Right around the time I made this blog I embarked upon an important mission: The quest to create one pancake recipe to rule them all, or at least one that could be my go-to for most of my pancake needs.
Historically I rather suck at pancakery. For years I used the same recipe, only to find that over time, for reasons unknown, it became less and less satisfying; every time I made it the returns diminished more and more. Surely, I thought, with dozens of cookbooks and the whole internet at my disposal I could come up with a recipe that was delicious and reliable!
I went through my cookbook library and a ton of vegan food blogs and collected well over a dozen recipes that fit my criteria:
- 1 – The recipes all had to use the same general set of ingredients, which had to be easy to find pantry staples, not stuff I’d have to buy special just for pancaking.
- 2 – The recipes had to be for a regular, nonflavored pancake – what you’d call “buttermilk” in omnivorous circles. If I wanted, say, pumpkin pancakes, I’d have to find a different recipe.
- 3 – The recipe had to serve 1 person generously – when I make pancakes I want to EAT SOME DAMN PANCAKES. In that regard at least I was set; I’m really good with fractions, so sizing a recipe up or down would be easy work.
I took those dozen recipes and put them in a file in my Paprika app. I then made a chart of all their ingredients, comparing and contrasting the amounts and any specific recommendations on brand or method. From this I compiled a single recipe from the chart and started experimenting.
Right away a problem presented itself: a lot of the recipes had way too much baking powder, which leaves a terrible taste in my mouth. The first two iterations of the Grand Pancake had at least a teaspoon too much, but I didn’t want to cut it down any more than I had to or the pancakes wouldn’t rise enough. Pancakery is tricky; you want to get a quick, significant rise without damaging the flavor, and you have to be careful not to overdevelop gluten in the batter and make the cakes tough and chewy. Leavening balance is key, as is technique – and technique always tended to be where my suckery reared its ugly head.

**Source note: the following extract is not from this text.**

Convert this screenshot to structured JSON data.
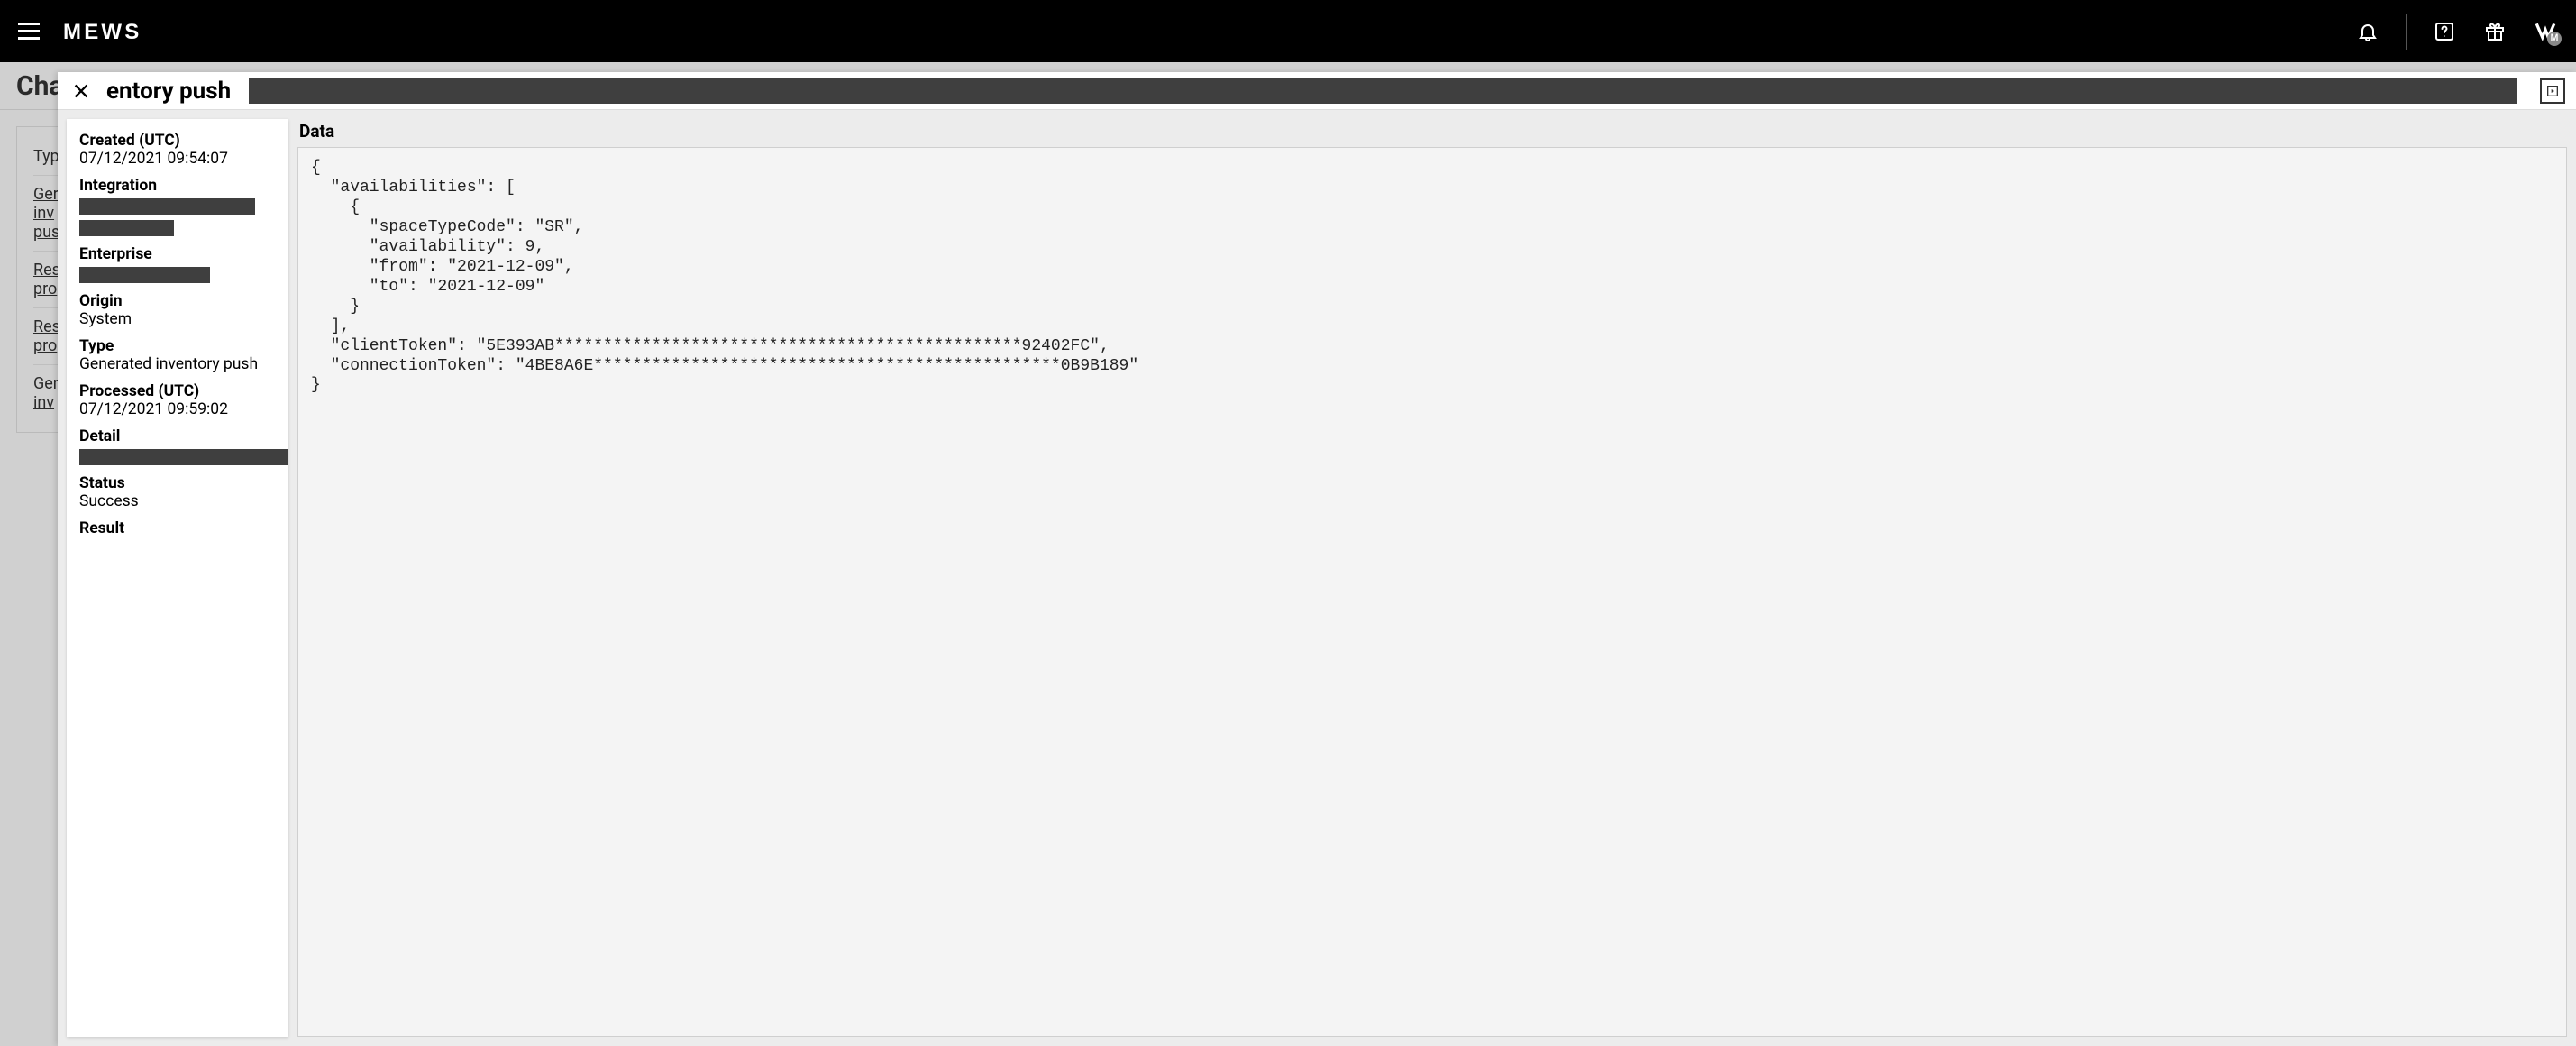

However, after two more attempts, I found what I believed to be the right balance, and by now, I’ve made this recipe at least six times with tasty, reliable results. Thus I am prepared to share with you…*drumroll*…the Grand Unified Pancake Theory!!!

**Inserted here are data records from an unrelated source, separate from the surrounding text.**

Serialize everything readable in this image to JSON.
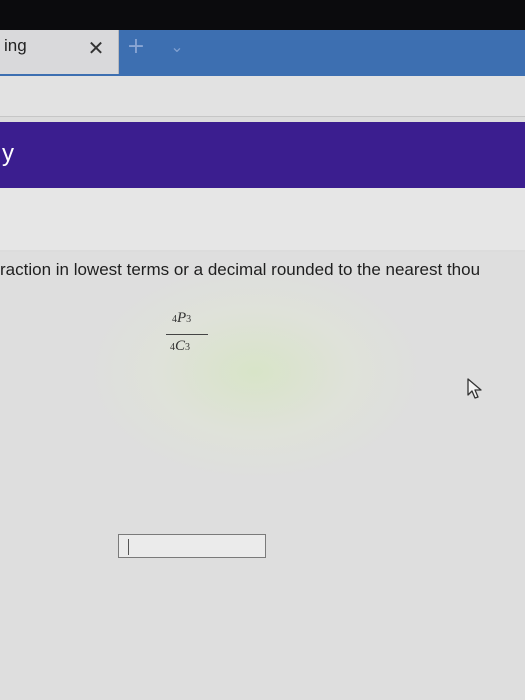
{
  "browser": {
    "tab": {
      "title": "ing",
      "close_label": "✕"
    },
    "new_tab_label": "+",
    "tab_dropdown_label": "⌄"
  },
  "banner": {
    "text": "y"
  },
  "question": {
    "instruction": "raction in lowest terms or a decimal rounded to the nearest thou",
    "expression": {
      "numerator": {
        "prefix": "4",
        "letter": "P",
        "subscript": "3"
      },
      "denominator": {
        "prefix": "4",
        "letter": "C",
        "subscript": "3"
      }
    }
  },
  "answer": {
    "value": ""
  },
  "icons": {
    "cursor": "mouse-pointer-icon",
    "close": "close-icon",
    "add": "plus-icon",
    "dropdown": "chevron-down-icon"
  },
  "colors": {
    "banner": "#3b1e8f",
    "tabstrip": "#3d6fb1"
  }
}
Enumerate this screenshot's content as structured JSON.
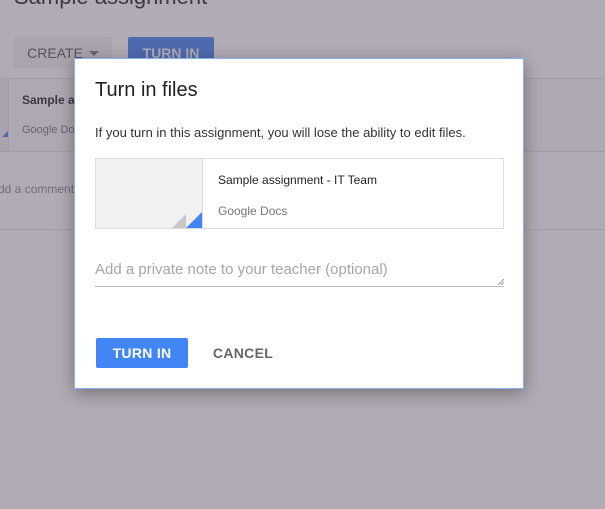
{
  "background": {
    "page_title": "Sample assignment",
    "create_label": "CREATE",
    "turn_in_label": "TURN IN",
    "attachment_title": "Sample assignment - IT Team",
    "attachment_type": "Google Docs",
    "comment_placeholder": "Add a comment..."
  },
  "dialog": {
    "title": "Turn in files",
    "message": "If you turn in this assignment, you will lose the ability to edit files.",
    "file": {
      "name": "Sample assignment - IT Team",
      "type": "Google Docs"
    },
    "note": {
      "placeholder": "Add a private note to your teacher (optional)",
      "value": ""
    },
    "turn_in_label": "TURN IN",
    "cancel_label": "CANCEL"
  },
  "colors": {
    "accent": "#4285f4",
    "overlay": "#5c5064"
  }
}
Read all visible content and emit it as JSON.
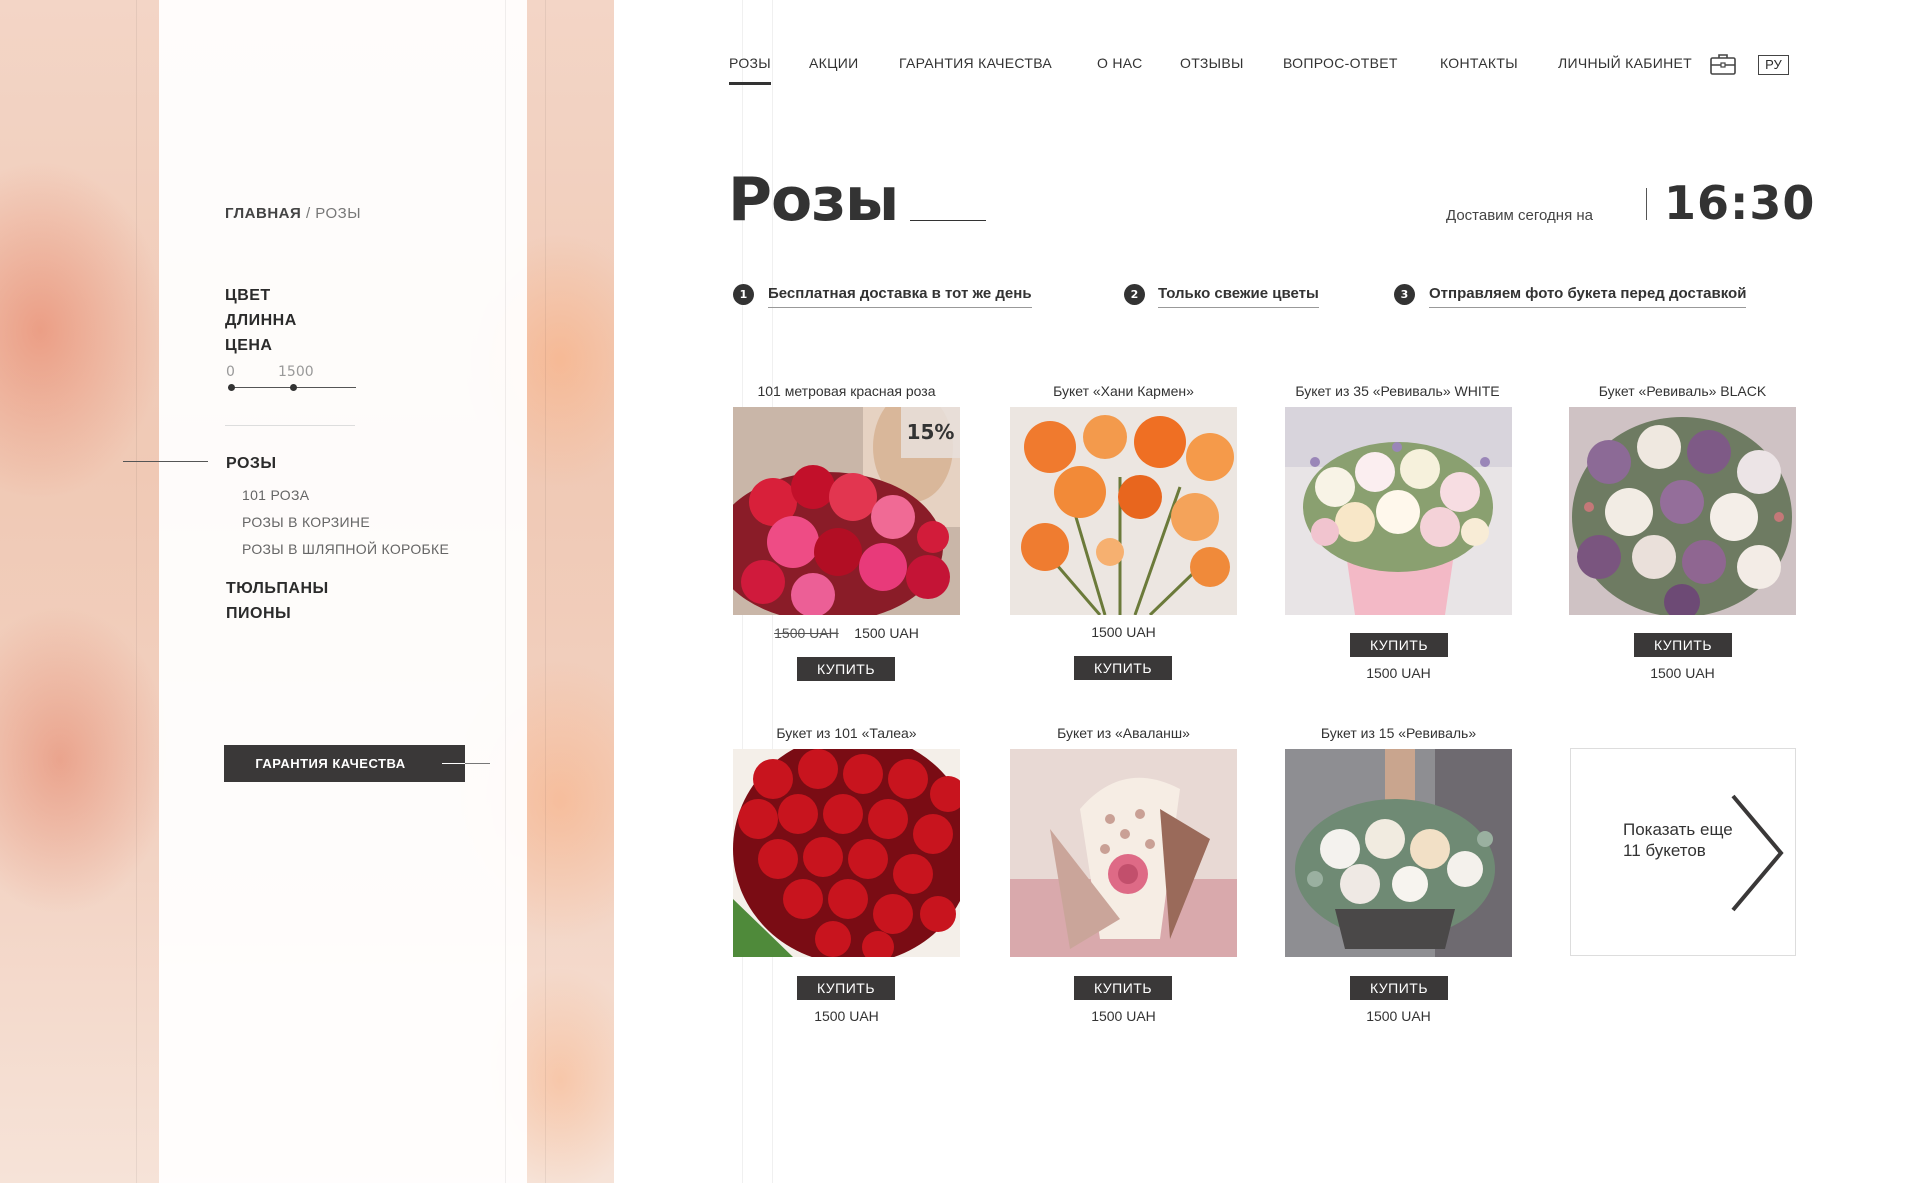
{
  "nav": {
    "items": [
      "РОЗЫ",
      "АКЦИИ",
      "ГАРАНТИЯ КАЧЕСТВА",
      "О НАС",
      "ОТЗЫВЫ",
      "ВОПРОС-ОТВЕТ",
      "КОНТАКТЫ",
      "ЛИЧНЫЙ КАБИНЕТ"
    ],
    "active": "РОЗЫ",
    "cabinet_icon": "briefcase-icon",
    "lang": "РУ"
  },
  "breadcrumb": {
    "home": "ГЛАВНАЯ",
    "separator": " / ",
    "current": "РОЗЫ"
  },
  "filters": {
    "items": [
      "ЦВЕТ",
      "ДЛИННА",
      "ЦЕНА"
    ],
    "price_min": "0",
    "price_max": "1500"
  },
  "categories": {
    "main": [
      "РОЗЫ",
      "ТЮЛЬПАНЫ",
      "ПИОНЫ"
    ],
    "sub": [
      "101 РОЗА",
      "РОЗЫ В КОРЗИНЕ",
      "РОЗЫ В ШЛЯПНОЙ КОРОБКЕ"
    ]
  },
  "quality_button": "ГАРАНТИЯ КАЧЕСТВА",
  "page": {
    "title": "Розы"
  },
  "delivery": {
    "text": "Доставим сегодня на",
    "time": "16:30"
  },
  "features": [
    {
      "num": "1",
      "text": "Бесплатная доставка в тот же день"
    },
    {
      "num": "2",
      "text": "Только свежие цветы"
    },
    {
      "num": "3",
      "text": "Отправляем фото букета перед  доставкой"
    }
  ],
  "products": [
    {
      "name": "101 метровая красная роза",
      "old_price": "1500 UAH",
      "price": "1500 UAH",
      "discount": "15%",
      "buy": "КУПИТЬ",
      "image": "red-pink-bouquet"
    },
    {
      "name": "Букет «Хани Кармен»",
      "price": "1500 UAH",
      "buy": "КУПИТЬ",
      "image": "orange-roses"
    },
    {
      "name": "Букет из 35 «Ревиваль» WHITE",
      "price": "1500 UAH",
      "buy": "КУПИТЬ",
      "image": "white-hatbox-bouquet"
    },
    {
      "name": "Букет «Ревиваль» BLACK",
      "price": "1500 UAH",
      "buy": "КУПИТЬ",
      "image": "purple-white-bouquet"
    },
    {
      "name": "Букет из 101 «Талеа»",
      "price": "1500 UAH",
      "buy": "КУПИТЬ",
      "image": "red-roses-bunch"
    },
    {
      "name": "Букет из «Аваланш»",
      "price": "1500 UAH",
      "buy": "КУПИТЬ",
      "image": "pink-wrapped-bouquet"
    },
    {
      "name": "Букет из 15 «Ревиваль»",
      "price": "1500 UAH",
      "buy": "КУПИТЬ",
      "image": "basket-bouquet"
    }
  ],
  "show_more": {
    "text": "Показать еще 11 букетов",
    "icon": "chevron-right-icon"
  }
}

I’ll be waiting to hear from the Nobel Committee.
- 1 c all purpose flour
- 2 tsp baking powder
- 1/2 tsp cinnamon or pie spice
- 1/2 tsp salt
- 1 c vanilla soy or almond milk
- 1 tsp apple cider vinegar
- 2 T brown sugar
- 2 T canola oil
- 1 tsp vanilla
- Combine vinegar and milk in a measuring cup and set aside to curdle for a minute. Meanwhile, set a skillet over medium heat and let it start getting good and hot.
- Whisk the dry ingredients together in a bowl. Be sure to break up any lumps of baking powder or you'll chomp down on one later and it'll be hella gross.
- Add the other wet ingredients to the milk mixture and stir to combine. Whisk briskly but for as little time as possible - get most of the lumps out but be careful not to overbeat. Let the batter sit for a couple of minutes while your pan finishes heating up.
- Using a ladle or ice cream scoop, pour out a 4" ameba (good luck making a circle) and allow to cook until the whole surface is covered in bubbles and the edges look dry. Flip and cook for the same amount of time. Try not to flip again if you can avoid it - again, it'll make the cakes toughen up.
- Remove from the pan, slather with vegan butter, and stack up on a plate. Eat as you are wont to eat pancakes.
- Patience is key when it comes to pancaking. Letting the batter rest for 2 minutes or so before you start cooking will do wonders for your cakes. However, the cardinal rule of pancaking is that the first pancake is probably going to be a dud - it'll burn, it'll be raw in the middle, or something. Hitting the sweet spot of batter thickness and pan temperature usually takes a cake or two. Luckily, dogs love mangled reject pancakes.
- You can use any other sweetener you like in place of the brown sugar - regular old white is fine, as is real maple syrup. I find that the brown sugar gives a nice sweetness without being cloying, and the molasses undertone adds depth to the overall flavor profile. It works especially nicely with the cinnamon - which you can also substitute with pumpkin pie spice, "baking" spice like they sell at Penzey's (https://www.penzeys.com/online-catalog/baking-spice/), or something similar. Feel free to leave the spice out entirely if you prefer, but again, it adds a something-something almost too subtle to name but delightful to taste.
- Also, use whatever vegetable oil you have in place of canola if need be - just not olive oil or another strongly-flavored oil. I imagine coconut would work too if you're into that sort of thing.